Black Friday bonanza on the North Shore Local …
PEABODY Toys R Us opened at 12:30 a.m. Friday, but Karen Roan and her daughter, Kelly Garcia, both of Peabody, arrived at 8 p.m. on Thanksgiving.
That was early enough to secure first place in the shopping line on Black Friday. This is what we do every year, said Roan, bundled up in a heavy parka, blanket and thick gloves, who was hoping to score Hot Wheels toys and a Lalaloopsy doll house play set for Santa to set under the tree. They think we are just out shopping, she said, laughing, about her grandchildren.
They are too young to know that we are like fools sitting in the cold out here waiting for toys. They weren t the only ones waiting. The man behind her, Bob Masters of Peabody, said he d actually arrived at 5 p.m., but security shooed him away because he was too early.
With temperatures hovering around 27 degrees, lines built late at the Northshore Mall and the Liberty Tree Mall in Danvers as shoppers waited for the stores to open. Some individual stores bucked the trend; Kohl s in Danvers opened at 1 a.m., and the Wal-Mart on Highland Avenue in Salem had only a small line at 2 a.m., with the store planning to open at 5. The Retailers Association of Massachusetts predicts holiday sales will increase 3.5 percent over last year, based on a survey of its 3,500 members.
Jon Hurst of Beverly, who is president of the association, said in a statement that retailers are greeting the season with cautious optimism. Because Thanksgiving fell late in November this year, there are six fewer shopping days and only four not five weekends between Thanksgiving and Christmas. Retailers will be fighting hard for consumer traffic with promotions and discounts from Black Friday through Christmas Eve, Hurst said.
The promotions did bring people out to the malls yesterday. Around midnight, hundreds stood in line at Best Buy at the Liberty Tree Mall. Two Danvers police cruisers were on hand to keep the peace.
There were lines out there, but as far as we know it was orderly, said Danvers police Sgt. Olivia Silva. There were no arrests as a result of people doing their early Christmas shopping.
Yesterday around 10:20 a.m., Danvers police went to the Wal-Mart in Danvers on a report of about 15 protesters in front of the store; they agreed to move to the curbside to continue their protest, police said. Jessica Fultz of Beverly said she and her brother were about 30th in line at Best Buy after standing in the cold since 7 p.m. It was well worth it, she said, because they got a doorbuster ticket to buy a 55-inch LG TV for $499.
At the Liberty Tree Mall, many of the shoppers who flooded the mall when it opened at 12:30 a.m. appeared to be part of a young, late high school or college-age crowd. It looks like we have more people here than last year, said Lauren Dalis, director of marketing at the Northshore and Liberty Tree malls.
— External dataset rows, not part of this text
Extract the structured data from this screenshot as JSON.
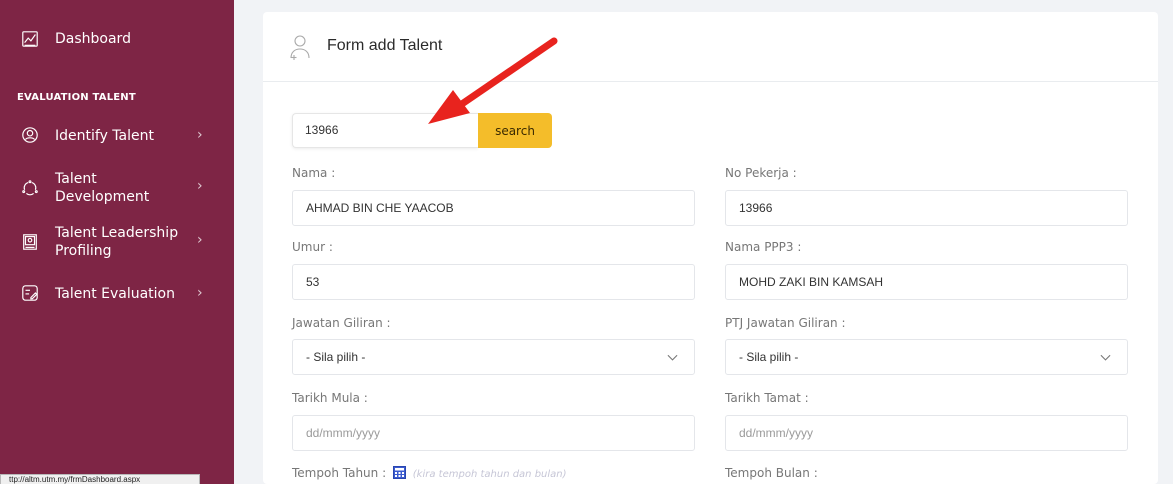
{
  "sidebar": {
    "dashboard_label": "Dashboard",
    "section_title": "EVALUATION TALENT",
    "items": [
      {
        "label": "Identify Talent",
        "icon": "user-circle-icon"
      },
      {
        "label_line1": "Talent",
        "label_line2": "Development",
        "icon": "cycle-icon"
      },
      {
        "label_line1": "Talent Leadership",
        "label_line2": "Profiling",
        "icon": "presentation-board-icon"
      },
      {
        "label": "Talent Evaluation",
        "icon": "checklist-icon"
      }
    ],
    "chevron": "›",
    "background_color": "#7e2545"
  },
  "form": {
    "title": "Form add Talent",
    "search_value": "13966",
    "search_button": "search",
    "nama_label": "Nama :",
    "nama_value": "AHMAD BIN CHE YAACOB",
    "no_pekerja_label": "No Pekerja :",
    "no_pekerja_value": "13966",
    "umur_label": "Umur :",
    "umur_value": "53",
    "nama_ppp3_label": "Nama PPP3 :",
    "nama_ppp3_value": "MOHD ZAKI BIN KAMSAH",
    "jawatan_label": "Jawatan Giliran :",
    "jawatan_selected": "- Sila pilih -",
    "ptj_label": "PTJ Jawatan Giliran :",
    "ptj_selected": "- Sila pilih -",
    "tarikh_mula_label": "Tarikh Mula :",
    "tarikh_mula_placeholder": "dd/mmm/yyyy",
    "tarikh_tamat_label": "Tarikh Tamat :",
    "tarikh_tamat_placeholder": "dd/mmm/yyyy",
    "tempoh_tahun_label": "Tempoh Tahun :",
    "tempoh_hint": "(kira tempoh tahun dan bulan)",
    "tempoh_bulan_label": "Tempoh Bulan :",
    "accent_color": "#f4bd2a"
  },
  "status_bar": {
    "url": "ttp://altm.utm.my/frmDashboard.aspx"
  },
  "annotation": {
    "arrow_color": "#e8231e"
  }
}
The initial rush was definitely pretty heavy. … It s pretty hard to gauge how many, but I would say there is definitely more traffic than last year. People are in high spirits, high energy; it s positive.
This was the second year in a row the mall opened at 12:30 a.m. on Black Friday. This is pleasant.
Everyone seems nicer, said Peabody Patrolman Gerald Fitzgerald, who said this year there was no confusion about how the line formed at Toys R Us. I think it s because everyone is so cold, no one wants to be mean, said Fitzgerald who laughed and joked with some in the line. This year, nice.
Staff writer Ethan Forman can be reached at 978-338-2673, by email at email@example.com or on Twitter at @DanverSalemNews.